Oct 1, 2010
There are always a lot of posts on belts... their purpose and efficacy, safety, and their resultant impact on training.

Hopefully this thread will help some people see the light, and put to rest a lot of the misinformation out there.

The purpose of a belt is to increase intra-abdominal pressure. By pushing your stomach against the belt, you create internal forces that act on the anterior side of your spine. This works to stabilize your spine, and thus entire body.

This means that more energy can be directed do moving the load, and less to maintaining bodily position. When used effectively, it will help you move bigger weights, and may provide an element of protection. The belt also helps by providing proprioceptive feedback... that is, it provides your body with tactile information, and this helps your brain know where you are in space.

A belt used properly means on a minimal, as needed basis. Generally speaking, this will mean on heavy sets (1-5 reps) of the major compound lifts. The use of the belt is subject to the trainee's discretion... it can be worn whenever they reasonably need the extra support on a lift. This could be a tough 8 rep set of front squats, or perhaps even a less heavy day when their back may already be fried from previous training.

Some trainees, particularly older or injured lifters, may not be able to lift at all without a belt.

Now, there is a common concern that wearing a belt hinders core strength. This is only true if the belt is used inappropriately. Wearing a belt does not cause certain muscle groups to drop out of function. In fact, they are still recieving a stress stimulus. If one wore a belt every single set of their lift, and added 200 lbs to their squat... all the assosciated musculature would still be strengthened. Likely not to its max potential, but the point of this extreme example is to illustrate how the principle of overload does not cease to exist when wearing a belt.

Sub-maximal sets are done beltless, and these should be rising right along with your belted sets. Therefore, your core is still recieving all the stimulation it needs. As well, many people forget that you can do such a thing as direct core work if you are worried about it.

A note on the design of belts.... the contoured ones that are thin in the front were not designed by someone familiar with their functioning. The support given actually comes from the front of the belt, where you push your stomach against it. It should be the same thickness all the way around.

As for how tight to wear it... tight, but not so tight that it restricts your ability to push your stomach out against it. It should be worn well above your pants belt... up on your 'natural waist'.

Used properly, the belt will help push your top end numbers up, resulting in greater overload to the body and long term, greater potential strength. The belt is a tool that can help you train safer and stronger, but like any tool it can also be mis-used.

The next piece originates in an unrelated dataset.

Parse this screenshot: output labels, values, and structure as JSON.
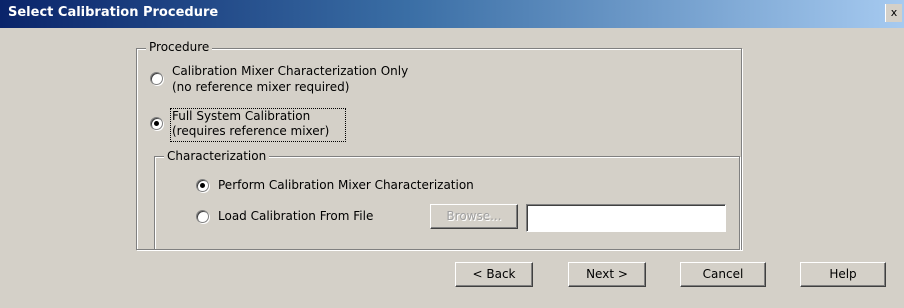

So please... if you hit your thumb with a hammer, do not blame the hammer.
Lizard King

Lizard King

Staff Member
Sep 9, 2010
Why do dillholes where it on the treadmill, elliptical and stationary bike??


VIP Strength Advisor
Sep 15, 2010
nice post pux888 I wear one do too a back injury from 1994 while lifting .


Oct 22, 2010
i have never worn a belt before.. i have been training well over 20 years now--i recently blew out an umbilical hernia .. so i am going to start using one when i go back after surgery recovery .. what is a good belt ??


Sep 22, 2010
Only wear one when training over 90%Max and back is sore. If its too sore though, I just back it down and let it heal. No belt will be enough to stop a bad injury from happening if your body is beat to hell. Herniated discs are permanent injuries and you will NEVER be the same. Slow and steady wins this race.


National Champion & VIP Member
Jul 8, 2011
I use my belt on work sets for DL, squat, and overhead press. I prefer an 11mm suede single prong PL belt, the double prong has proved to be a pain in the ass to remove, and the lever belts are a pain in the ass to adjust. A simple suede belt will do the trick and last for years if cared for properly.